Every USG Senate Position Filled for First Time in 9 Years

A combination of online and in-person campaigning intensified the competitive USG elections this year



This year, the most number of students ran for a USG position, filling every role. Candidates reflect on how social media proved to be a vital tool in communicating with fellow students.


United Student Government (USG) elections for the 2021-22 academic year broke the record for number of student candidates running. It was the first time in nine years that every elected position was filled, including all six open senator positions. After three cancelations due to technical difficulties, the final results of the election were posted on Oct. 2.

Megha Thyagarajan, Fordham College at Lincoln Center (FCLC) ’25, and Kennedi Hutchins, FCLC ’25, were elected as the first-year FCLC senators; Vivian Iburg, Gabelli School of Business at Lincoln Center (GSBLC) ’25, was elected as the first-year GSBLC senator; Rachita Mehta, FCLC ’24, was elected as the sophomore FCLC senator; Mia Matziaris, FCLC ’23, was elected as the junior FCLC senator; Benjamin Grambs, GSBLC ’23, was elected as the junior GSBLC senator; and Sonal Rai, GSBLC ’22, was elected as the senior GSBLC senator. 

Candidates mostly relied on social media as a campaigning tactic to encourage more students to vote for them.

“I thought social media would be the best way to spread information about my campaign. I took to Instagram and Snapchat stories to circulate things quickly,” Matziaris said. “The Q&A feature on Instagram was very helpful; I would have people ask me questions about whatever they wanted to know, so that was a very direct way to communicate.” 

Hutchins took a similar approach to campaigning

“Social media was my main source of campaigning; I was able to share more about myself and infographics on my page to spread information regarding my candidacy,” Hutchins said. She also said that she learned about the first-year senator position through Instagram.

Mehta echoed the use of social media to directly reach out to her classmates. She direct-messaged “hundreds of people” on Instagram to introduce herself and posted flyers on her Instagram story as well. 

“Not only did I get the word out about my campaign, but I got to meet such amazing people.” Rachita Mehta, FCLC ’24

“While that proved to be helpful, I also went door to door from floors 10 to 20 (of McMahon) and introduced myself while sharing my platform,” she said. “It was such a good experience; not only did I get the word out about my campaign, but I got to meet such amazing people.” 

Thyagarajan preferred talking to students through social media.

“My goal upon coming here was to try and meet everyone, regardless of student government,” Thyagarajan said. “This helped me in the long run because I was able to reach out to connections I made previous to running.”
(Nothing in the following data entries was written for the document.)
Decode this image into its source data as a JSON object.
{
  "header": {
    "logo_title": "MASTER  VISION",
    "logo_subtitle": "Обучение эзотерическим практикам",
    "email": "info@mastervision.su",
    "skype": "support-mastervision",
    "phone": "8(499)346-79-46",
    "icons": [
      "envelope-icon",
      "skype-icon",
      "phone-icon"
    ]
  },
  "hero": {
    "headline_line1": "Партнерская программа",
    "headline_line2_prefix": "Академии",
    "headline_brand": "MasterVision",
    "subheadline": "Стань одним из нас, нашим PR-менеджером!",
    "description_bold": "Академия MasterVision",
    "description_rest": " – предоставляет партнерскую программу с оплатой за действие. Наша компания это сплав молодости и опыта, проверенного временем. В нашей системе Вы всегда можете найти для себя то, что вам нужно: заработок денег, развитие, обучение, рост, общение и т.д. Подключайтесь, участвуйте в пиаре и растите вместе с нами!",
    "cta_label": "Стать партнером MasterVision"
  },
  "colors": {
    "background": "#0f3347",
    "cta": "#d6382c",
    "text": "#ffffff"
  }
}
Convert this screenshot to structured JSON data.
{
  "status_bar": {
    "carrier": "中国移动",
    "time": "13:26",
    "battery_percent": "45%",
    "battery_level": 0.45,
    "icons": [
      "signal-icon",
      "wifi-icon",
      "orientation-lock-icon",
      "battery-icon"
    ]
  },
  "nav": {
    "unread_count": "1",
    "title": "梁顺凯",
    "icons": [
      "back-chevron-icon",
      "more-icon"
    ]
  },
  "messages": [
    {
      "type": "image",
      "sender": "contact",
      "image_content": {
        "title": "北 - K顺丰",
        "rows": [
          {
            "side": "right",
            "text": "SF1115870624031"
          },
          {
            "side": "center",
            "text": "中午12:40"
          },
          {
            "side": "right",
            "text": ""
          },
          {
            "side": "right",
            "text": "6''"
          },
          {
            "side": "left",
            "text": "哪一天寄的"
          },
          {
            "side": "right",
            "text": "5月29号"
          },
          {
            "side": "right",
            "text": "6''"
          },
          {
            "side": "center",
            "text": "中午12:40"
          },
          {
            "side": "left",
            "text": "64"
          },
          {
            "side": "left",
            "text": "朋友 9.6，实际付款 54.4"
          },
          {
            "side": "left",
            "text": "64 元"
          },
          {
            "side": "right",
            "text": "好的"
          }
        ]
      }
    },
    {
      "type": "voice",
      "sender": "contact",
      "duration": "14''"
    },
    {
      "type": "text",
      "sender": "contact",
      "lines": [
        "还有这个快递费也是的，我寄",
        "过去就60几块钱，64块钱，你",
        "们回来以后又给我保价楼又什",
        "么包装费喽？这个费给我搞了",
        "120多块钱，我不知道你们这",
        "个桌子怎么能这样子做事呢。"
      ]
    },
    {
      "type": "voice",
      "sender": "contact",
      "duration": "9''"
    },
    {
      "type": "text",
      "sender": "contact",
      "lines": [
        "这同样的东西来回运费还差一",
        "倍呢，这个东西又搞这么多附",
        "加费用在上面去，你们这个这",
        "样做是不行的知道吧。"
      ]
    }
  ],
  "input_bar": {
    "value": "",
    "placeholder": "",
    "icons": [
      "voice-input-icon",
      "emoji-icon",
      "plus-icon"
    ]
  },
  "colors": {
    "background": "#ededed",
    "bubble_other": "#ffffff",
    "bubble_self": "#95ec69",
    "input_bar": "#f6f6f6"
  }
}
Although the elections were a success, members of USG expressed that they wish students would continue participating throughout the year and not just during elections. 

Grambs said he strongly believes that more participation is the only way to create lasting change at Fordham Lincoln Center.

“Similar to how students have a civil obligation to participate in actual elections, I’d certainly apply the same principle here. Students should want to see change here,” Grambs said. “What affects you the most is what happens in this school, and the only way students will get a direct say in that is by either voting in elections and participating in student government.” 

“It is so easy to stay out of the loop, and it is so important to exercise your right to share your thoughts and opinions if you come to us.” Mia Matziaris, FCLC ’23

Matziaris feels strongly about recruiting more students to be involved in USG as well. 

“I think it is really easy for students to go to campus, attend classes and leave,” she said. “As for someone that commutes now, I find myself wanting to be on campus more and hang out. If you are a little more apathetic towards that, and you want to be more involved, USG is a great way to immerse yourself in a more typical college experience.”

Newly elected USG senators are motivated to implement their campaign promises. First-year senators Hutchins and Thyagarajan hope to foster a stronger sense of community on campus by working in USG.

Grambs said it is easy to get involved, and students should “just show up” to club meetings and “all of your advice and concerns will be taken to heart.”

Matziaris reaffirmed Grambs’ sentiment: “I think it is so important to know what is going on. It is so easy to stay out of the loop, and it is so important to exercise your right to share your thoughts and opinions if you come to us.”